Google took the wraps off its new Google Earth update on Tuesday, complete with new global guided tours and a random “I’m feeling lucky” button. The company has teamed up with the BBC, Jane Goodall, and Sesame Street to offer 50 “Voyager” stories, each of which offers an interactive exploration of a new part of the world.

“Today we’re introducing a brand-new version of Google Earth — on the web and Android — two years in the making,” Gopal Shah, project manager at Google Earth, said in a blog post. “It’s everything you love about Google Earth, plus new ways for you to explore, learn and share.”

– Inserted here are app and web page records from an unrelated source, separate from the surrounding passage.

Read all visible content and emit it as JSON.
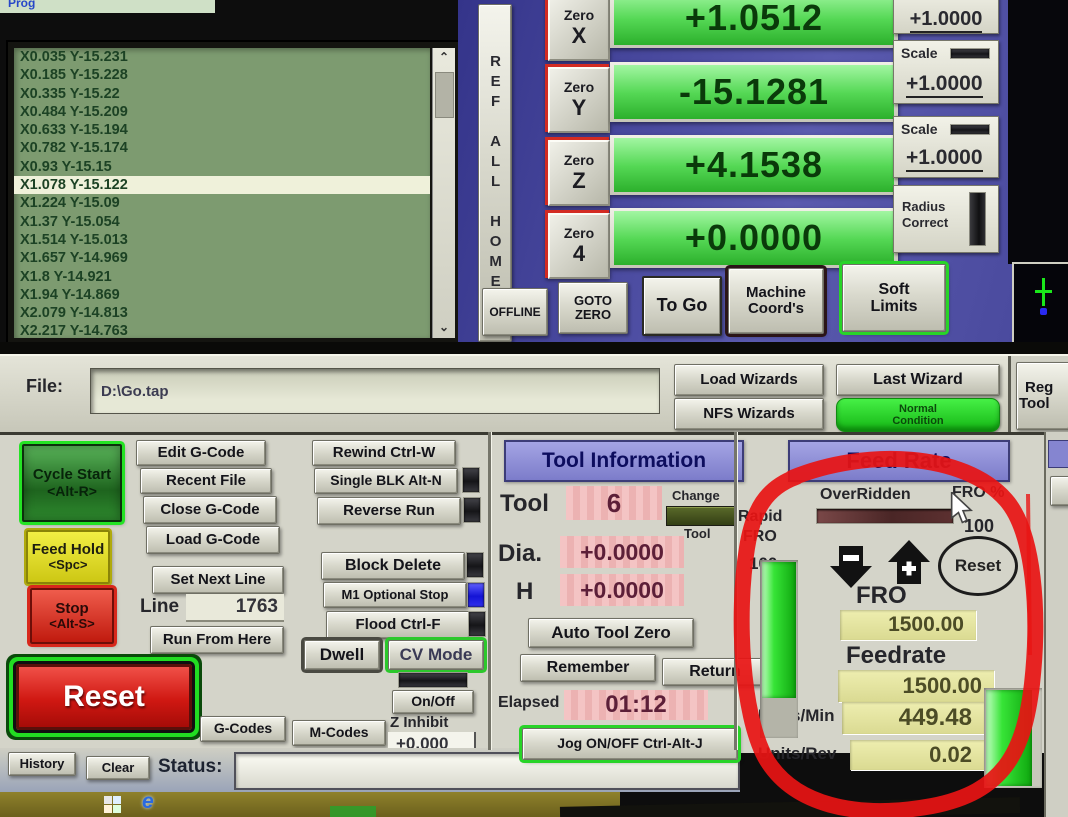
{
  "colors": {
    "annotation": "#e81414",
    "led_on_blue": "#2a2ae8",
    "condition_green": "#2ddb2d",
    "dro_text": "#0a3a0a"
  },
  "top_strip": {
    "partial_text": "Prog"
  },
  "gcode": {
    "lines": [
      "X0.035 Y-15.231",
      "X0.185 Y-15.228",
      "X0.335 Y-15.22",
      "X0.484 Y-15.209",
      "X0.633 Y-15.194",
      "X0.782 Y-15.174",
      "X0.93 Y-15.15",
      "X1.078 Y-15.122",
      "X1.224 Y-15.09",
      "X1.37 Y-15.054",
      "X1.514 Y-15.013",
      "X1.657 Y-14.969",
      "X1.8 Y-14.921",
      "X1.94 Y-14.869",
      "X2.079 Y-14.813",
      "X2.217 Y-14.763"
    ],
    "highlight_index": 7
  },
  "dro_panel": {
    "ref_all_home": "REF ALL HOME",
    "zero_word": "Zero",
    "rows": [
      {
        "axis": "X",
        "value": "+1.0512"
      },
      {
        "axis": "Y",
        "value": "-15.1281"
      },
      {
        "axis": "Z",
        "value": "+4.1538"
      },
      {
        "axis": "4",
        "value": "+0.0000"
      }
    ],
    "scale_label": "Scale",
    "scale_x": "+1.0000",
    "scale_y": "+1.0000",
    "scale_z": "+1.0000",
    "radius_correct_line1": "Radius",
    "radius_correct_line2": "Correct"
  },
  "mode_buttons": {
    "offline": "OFFLINE",
    "goto_zero_line1": "GOTO",
    "goto_zero_line2": "ZERO",
    "to_go": "To Go",
    "machine_coords_line1": "Machine",
    "machine_coords_line2": "Coord's",
    "soft_limits_line1": "Soft",
    "soft_limits_line2": "Limits"
  },
  "file_bar": {
    "label": "File:",
    "path": "D:\\Go.tap"
  },
  "wizards": {
    "load": "Load Wizards",
    "last": "Last Wizard",
    "nfs": "NFS Wizards",
    "condition_line1": "Normal",
    "condition_line2": "Condition"
  },
  "regen_partial": {
    "line1": "Reg",
    "line2": "Tool"
  },
  "run_controls": {
    "cycle_start": "Cycle Start",
    "cycle_start_key": "<Alt-R>",
    "feed_hold": "Feed Hold",
    "feed_hold_key": "<Spc>",
    "stop": "Stop",
    "stop_key": "<Alt-S>",
    "reset": "Reset"
  },
  "file_ops": {
    "edit": "Edit G-Code",
    "recent": "Recent File",
    "close": "Close G-Code",
    "load": "Load G-Code",
    "set_next_line": "Set Next Line",
    "line_label": "Line",
    "line_value": "1763",
    "run_from_here": "Run From Here"
  },
  "toggles": {
    "rewind": "Rewind Ctrl-W",
    "single_blk": "Single BLK Alt-N",
    "reverse_run": "Reverse Run",
    "block_delete": "Block Delete",
    "m1_optional_stop": "M1 Optional Stop",
    "flood": "Flood Ctrl-F",
    "dwell": "Dwell",
    "cv_mode": "CV Mode"
  },
  "code_buttons": {
    "g_codes": "G-Codes",
    "m_codes": "M-Codes",
    "on_off": "On/Off",
    "z_inhibit_label": "Z Inhibit",
    "z_inhibit_value": "+0.000"
  },
  "status_bar": {
    "history": "History",
    "clear": "Clear",
    "label": "Status:"
  },
  "tool_info": {
    "title": "Tool Information",
    "tool_label": "Tool",
    "tool_value": "6",
    "change_line1": "Change",
    "change_line2": "Tool",
    "dia_label": "Dia.",
    "dia_value": "+0.0000",
    "h_label": "H",
    "h_value": "+0.0000",
    "auto_tool_zero": "Auto Tool Zero",
    "remember": "Remember",
    "return": "Return",
    "elapsed_label": "Elapsed",
    "elapsed_value": "01:12",
    "jog": "Jog ON/OFF Ctrl-Alt-J"
  },
  "feed_rate": {
    "title": "Feed Rate",
    "overridden": "OverRidden",
    "fro_pct_label": "FRO %",
    "fro_pct_value": "100",
    "rapid_line1": "Rapid",
    "rapid_line2": "FRO",
    "rapid_value": "100",
    "reset": "Reset",
    "fro_label": "FRO",
    "fro_value": "1500.00",
    "feedrate_label": "Feedrate",
    "feedrate_value": "1500.00",
    "units_min_label": "Units/Min",
    "units_min_value": "449.48",
    "units_rev_label": "Units/Rev",
    "units_rev_value": "0.02"
  }
}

One of the first Voyager stories users may encounter is called “This is Home.” It’s an exploration of homes around the world in various cultures, offering a fascinating insight into a Greenlandic IIoq or a Peruvian chuclla. More homes will be added in the coming months, and Google is expected to add new Voyager stories every week.

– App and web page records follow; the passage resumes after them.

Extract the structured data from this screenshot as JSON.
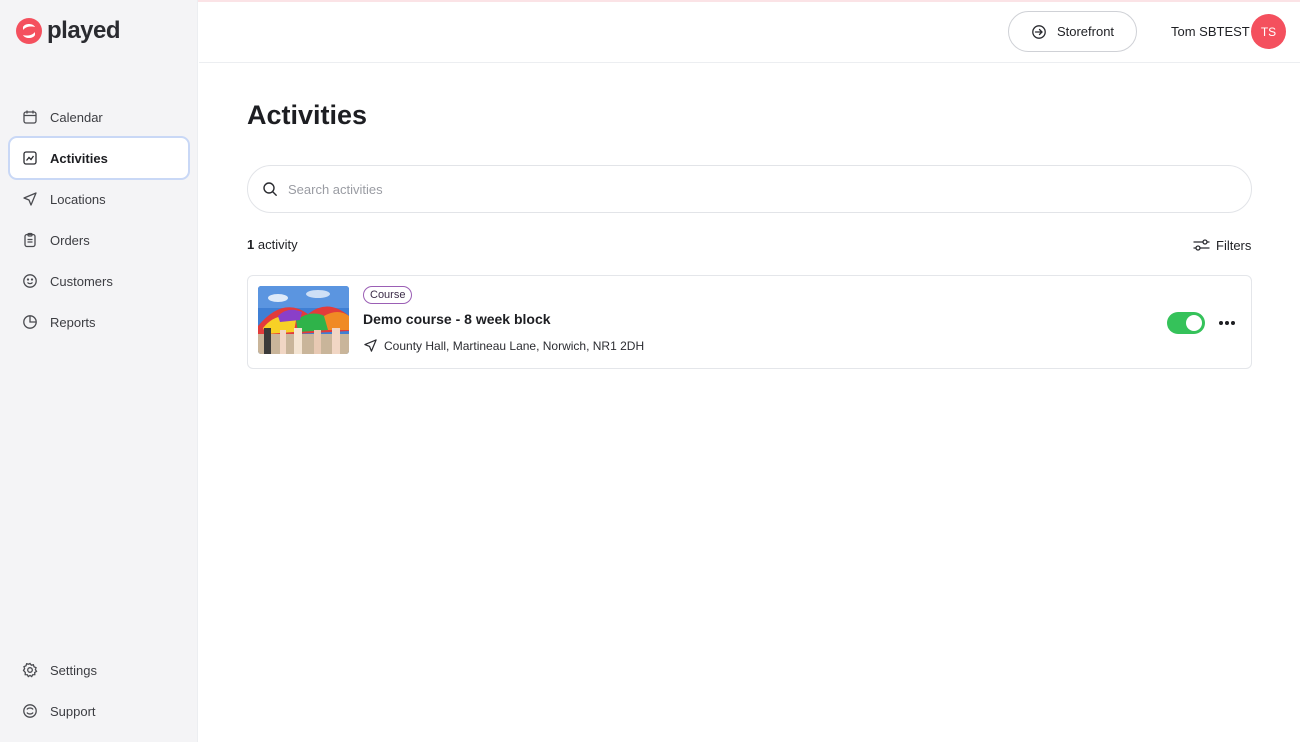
{
  "brand": {
    "name": "played",
    "accent": "#f4505e"
  },
  "sidebar": {
    "items": [
      {
        "label": "Calendar",
        "icon": "calendar-icon",
        "active": false
      },
      {
        "label": "Activities",
        "icon": "chart-line-icon",
        "active": true
      },
      {
        "label": "Locations",
        "icon": "navigation-icon",
        "active": false
      },
      {
        "label": "Orders",
        "icon": "clipboard-icon",
        "active": false
      },
      {
        "label": "Customers",
        "icon": "smile-icon",
        "active": false
      },
      {
        "label": "Reports",
        "icon": "pie-chart-icon",
        "active": false
      }
    ],
    "bottom_items": [
      {
        "label": "Settings",
        "icon": "gear-icon"
      },
      {
        "label": "Support",
        "icon": "support-icon"
      }
    ]
  },
  "header": {
    "storefront_label": "Storefront",
    "user_name": "Tom SBTEST",
    "avatar_initials": "TS"
  },
  "main": {
    "title": "Activities",
    "search_placeholder": "Search activities",
    "count_number": "1",
    "count_label": " activity",
    "filters_label": "Filters",
    "activities": [
      {
        "badge": "Course",
        "title": "Demo course - 8 week block",
        "location": "County Hall, Martineau Lane, Norwich, NR1 2DH",
        "enabled": true
      }
    ]
  },
  "colors": {
    "toggle_on": "#35c25a",
    "active_border": "#c9d8f6",
    "badge_border": "#9b5fb5"
  }
}
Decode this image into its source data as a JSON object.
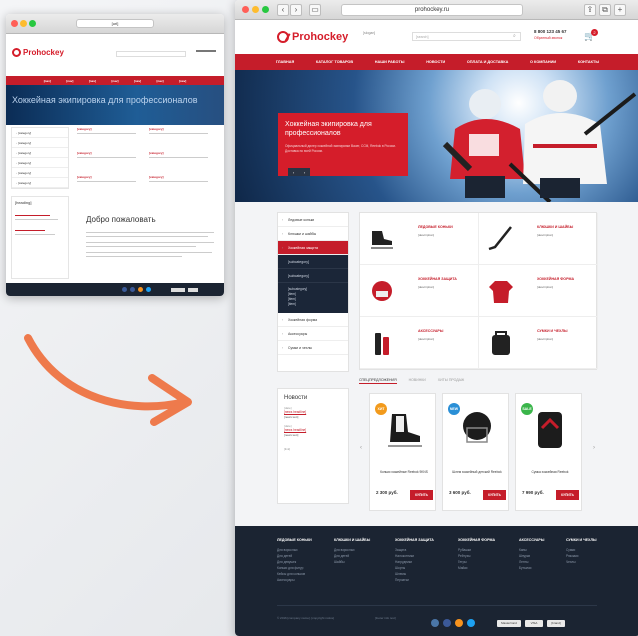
{
  "colors": {
    "accent": "#c51d2a",
    "dark_footer": "#1b2432",
    "page_bg": "#f3f4f6",
    "arrow": "#ee7a4c"
  },
  "old_version": {
    "url": "[url]",
    "logo": "Prohockey",
    "nav": [
      "[nav]",
      "[nav]",
      "[nav]",
      "[nav]",
      "[nav]",
      "[nav]",
      "[nav]"
    ],
    "hero_text": "Хоккейная экипировка для профессионалов",
    "sidebar": [
      "[category]",
      "[category]",
      "[category]",
      "[category]",
      "[category]",
      "[category]"
    ],
    "categories": [
      "[category]",
      "[category]",
      "[category]",
      "[category]",
      "[category]",
      "[category]"
    ],
    "news_title": "[heading]",
    "welcome": "Добро пожаловать"
  },
  "browser": {
    "url": "prohockey.ru"
  },
  "header": {
    "logo": "Prohockey",
    "slogan": "[slogan]",
    "search_placeholder": "[search]",
    "phone": "8 800 123 45 67",
    "callback": "Обратный звонок",
    "cart_count": "2"
  },
  "nav": [
    "ГЛАВНАЯ",
    "КАТАЛОГ ТОВАРОВ",
    "НАШИ РАБОТЫ",
    "НОВОСТИ",
    "ОПЛАТА И ДОСТАВКА",
    "О КОМПАНИИ",
    "КОНТАКТЫ"
  ],
  "hero": {
    "title": "Хоккейная экипировка для профессионалов",
    "text": "Официальный дилер хоккейной экипировки Bauer, CCM, Reebok в России. Доставка по всей России."
  },
  "sidebar": {
    "top": [
      "Ледовые коньки",
      "Клюшки и шайбы"
    ],
    "active": "Хоккейная защита",
    "subs": [
      "[subcategory]",
      "[subcategory]"
    ],
    "sub_group": "[subcategory]",
    "sub_items": [
      "[item]",
      "[item]",
      "[item]"
    ],
    "bottom": [
      "Хоккейная форма",
      "Аксессуары",
      "Сумки и чехлы"
    ]
  },
  "news": {
    "heading": "Новости",
    "items": [
      {
        "date": "[date]",
        "title": "[news headline]",
        "text": "[news text]"
      },
      {
        "date": "[date]",
        "title": "[news headline]",
        "text": "[news text]"
      }
    ],
    "all": "[link]"
  },
  "categories": [
    {
      "title": "ЛЕДОВЫЕ КОНЬКИ",
      "desc": "[description]"
    },
    {
      "title": "КЛЮШКИ И ШАЙБЫ",
      "desc": "[description]"
    },
    {
      "title": "ХОККЕЙНАЯ ЗАЩИТА",
      "desc": "[description]"
    },
    {
      "title": "ХОККЕЙНАЯ ФОРМА",
      "desc": "[description]"
    },
    {
      "title": "АКСЕССУАРЫ",
      "desc": "[description]"
    },
    {
      "title": "СУМКИ И ЧЕХЛЫ",
      "desc": "[description]"
    }
  ],
  "tabs": [
    "СПЕЦПРЕДЛОЖЕНИЯ",
    "НОВИНКИ",
    "ХИТЫ ПРОДАЖ"
  ],
  "products": [
    {
      "badge": "ХИТ",
      "badge_color": "#f29a1c",
      "name": "Коньки хоккейные Reebok 9KNS",
      "price": "2 300 руб.",
      "buy": "КУПИТЬ"
    },
    {
      "badge": "NEW",
      "badge_color": "#2a8fd6",
      "name": "Шлем хоккейный детский Reebok",
      "price": "3 600 руб.",
      "buy": "КУПИТЬ"
    },
    {
      "badge": "SALE",
      "badge_color": "#3ab54a",
      "name": "Сумка хоккейная Reebok",
      "price": "7 990 руб.",
      "buy": "КУПИТЬ"
    }
  ],
  "footer": {
    "columns": [
      {
        "title": "ЛЕДОВЫЕ КОНЬКИ",
        "links": [
          "Для взрослых",
          "Для детей",
          "Для девушек",
          "Коньки для фигур",
          "Кейсы для коньков",
          "Аксессуары"
        ]
      },
      {
        "title": "КЛЮШКИ И ШАЙБЫ",
        "links": [
          "Для взрослых",
          "Для детей",
          "Шайбы"
        ]
      },
      {
        "title": "ХОККЕЙНАЯ ЗАЩИТА",
        "links": [
          "Защита",
          "Налокотники",
          "Нагрудники",
          "Шорты",
          "Шлемы",
          "Перчатки"
        ]
      },
      {
        "title": "ХОККЕЙНАЯ ФОРМА",
        "links": [
          "Рубашки",
          "Рейтузы",
          "Гетры",
          "Майки"
        ]
      },
      {
        "title": "АКСЕССУАРЫ",
        "links": [
          "Капы",
          "Шнурки",
          "Ленты",
          "Бутылки"
        ]
      },
      {
        "title": "СУМКИ И ЧЕХЛЫ",
        "links": [
          "Сумки",
          "Рюкзаки",
          "Чехлы"
        ]
      }
    ],
    "copyright": "© 2016 [company name]. [copyright notice]",
    "info": "[footer info text]",
    "payments": [
      "MasterCard",
      "VISA",
      "[brand]"
    ]
  }
}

Also joining the app is a new “I’m feeling lucky” button. This takes the user to one of 20,000 different places, zooming in on hidden gems. Knowledge Cards provide facts and information about new discoveries.

Another new button provides 3D perspectives for anywhere in the world. World wonders like the Grand Canyon and the Château de Chambord are recreated in stunning detail.

“Hold it in your hand, pass it around a classroom, fly around the world and walk inside places thousands of miles away in incredible detail,” Shah said. “Feel free to lose yourself a little — with Google Earth you can always find your way back home.”

Members of the press have received invitations to a “first look” at the new Google Earth, which will take place Tuesday at New York’s Whitney Museum of Art.

The update is much needed. Apple has started making apps not compatible with future versions of iOS, as the company shifts toward 64-bit phone processors. Google Earth, which was last updated May 2016, was set for the chopping block.

Unfortunately, Apple users will have to wait a while. The update is first rolling out via the web for Google Chrome, with Android following after in the coming week. iOS and users of other web browsers will receive an update “in the near future.” Google also said that users can still access and download Google Earth 7 for the desktop.

Take a look at the new Google Earth here:

Photos via Google

Mike Brown is a London-based writer with a passion for tech, politics, and photography. After studying Journalism at Columbia University in New York, he returned to the UK to cover the news as it happens around Europe. His work has been featured in IBTimes, Neowin, Building Magazine, and more.